Cuban Democracy Will Come
May 2002 saw a remarkably courageous event take place in Cuba.  Under the leadership
of Oswaldo Paya and a committee of pro-democracy advocates, boxes with over 11,000
Signatures were physically presented to the puppet legislature in Havana simply asking
for a referendum permitting democratic reforms.  This was more than the number
stipulated in the ornamental Cuban constitution.  How were these brave Cuban patriots
rewarded for their peaceful and legal act?  Like any Marxist dictatorship when it feels
threatened, they were savagely repressed.  In mid-March of 2003 over eighty pro-
democracy activists were brutally detained by Castro—more than half of which were
committee members involved in the May 2002 petition.  (Please see,
the article by Dan Moffett, Palm Beach Post, Sunday, April 6, 2003, regarding Cuban
journalist Raul Rivero Castaneda.)
Following this Gestapo-like round-up, in less than two weeks Castro’s kangaroo courts

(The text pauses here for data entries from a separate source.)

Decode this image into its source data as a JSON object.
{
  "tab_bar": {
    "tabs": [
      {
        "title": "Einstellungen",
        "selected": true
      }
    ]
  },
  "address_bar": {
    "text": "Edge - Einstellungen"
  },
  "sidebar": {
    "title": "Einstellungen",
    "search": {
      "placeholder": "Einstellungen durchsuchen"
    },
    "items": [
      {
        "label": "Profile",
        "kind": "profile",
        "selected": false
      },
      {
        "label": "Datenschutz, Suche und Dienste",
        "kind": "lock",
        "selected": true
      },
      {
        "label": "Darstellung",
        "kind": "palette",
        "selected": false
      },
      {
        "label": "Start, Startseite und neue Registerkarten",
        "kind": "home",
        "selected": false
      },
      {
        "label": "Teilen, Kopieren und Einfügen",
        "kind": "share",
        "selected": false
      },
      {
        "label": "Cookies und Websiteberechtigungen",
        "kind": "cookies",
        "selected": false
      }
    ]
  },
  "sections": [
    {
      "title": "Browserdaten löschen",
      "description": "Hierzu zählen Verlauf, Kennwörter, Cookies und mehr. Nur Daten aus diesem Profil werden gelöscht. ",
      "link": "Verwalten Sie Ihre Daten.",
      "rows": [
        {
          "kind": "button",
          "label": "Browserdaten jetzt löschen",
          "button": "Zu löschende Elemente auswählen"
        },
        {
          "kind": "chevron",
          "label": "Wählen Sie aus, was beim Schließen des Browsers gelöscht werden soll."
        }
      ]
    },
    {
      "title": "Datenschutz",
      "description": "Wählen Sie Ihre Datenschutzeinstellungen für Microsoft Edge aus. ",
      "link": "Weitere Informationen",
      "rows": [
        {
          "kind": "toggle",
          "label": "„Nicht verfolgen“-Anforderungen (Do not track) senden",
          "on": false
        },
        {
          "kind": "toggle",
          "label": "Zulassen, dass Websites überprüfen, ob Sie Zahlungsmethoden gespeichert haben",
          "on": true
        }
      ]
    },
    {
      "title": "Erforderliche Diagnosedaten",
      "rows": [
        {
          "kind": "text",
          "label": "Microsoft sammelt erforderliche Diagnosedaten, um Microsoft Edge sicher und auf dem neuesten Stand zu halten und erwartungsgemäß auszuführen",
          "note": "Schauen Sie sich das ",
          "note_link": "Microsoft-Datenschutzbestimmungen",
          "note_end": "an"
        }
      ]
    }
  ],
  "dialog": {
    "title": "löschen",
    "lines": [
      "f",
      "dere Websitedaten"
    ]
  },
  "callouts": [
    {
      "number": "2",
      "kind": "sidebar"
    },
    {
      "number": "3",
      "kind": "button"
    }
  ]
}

sentenced these harbingers of Cuban democracy to jail terms ranging from six to twenty-
eight years – a badge of courage for this brave contingent of poets, journalists and other
activists.  Fidel thought he could stifle the democratic aspirations of eleven million
Cubans, but he only enflamed their passions.  It was an act of desperation and fear. 
Vladimiro Roca put it well, a former Cuban air force pilot and son of revolutionary leader
Blas Roca: “I see this as an act to terrify the people and dissidents who are trying to find
a solution to this situation by peaceful means.”
No one was spared by Castro’s secret police.  Private libraries were shut down which
were lending books written by forbidden authors such as Martin Luther King. 
Independent journalists such as Raul Rivero were detained.  Their crime?  Simply
reporting what Cubans were doing to peacefully change a four-decades-old one-man
dictatorship.  The home of Marta Beatriz Roque was searched again, and she was
detained.  This magnificent fifty-eight-year-old economist dared to hold a meeting of
forty democracy activists in her home – after she had already served three years in
Castro’s prisons for speaking out.
Now here’s the kicker.  All this oppression happened in March and April, 2003.  At the
end of April our wonderful United Nations decided to reelect Cuba to its Commission on 
Human Rights!  The fox remains in the hen house.  Castro must be laughing up his sleeve!
In 2002 Oswaldo Paya received the Sakharov Prize for Freedom of Thought awarded by
the European Parliament for his Varela Project described above.  This December, 2005,
also in conjunction with the International Humans Rights Day, the courageous Las
Damas En Blanco (Ladies in White) will receive the same award for their peaceful every-
Sunday protest against the cruel imprisonment of their husbands, fathers and brothers still
in Castro’s putrid jails since his crackdown in 2003.  True to form, the Cuban so-called
government (read dictatorship) denied representatives of Las Damas En Blanco the
courtesy to receive their prize in Europe.  (Please see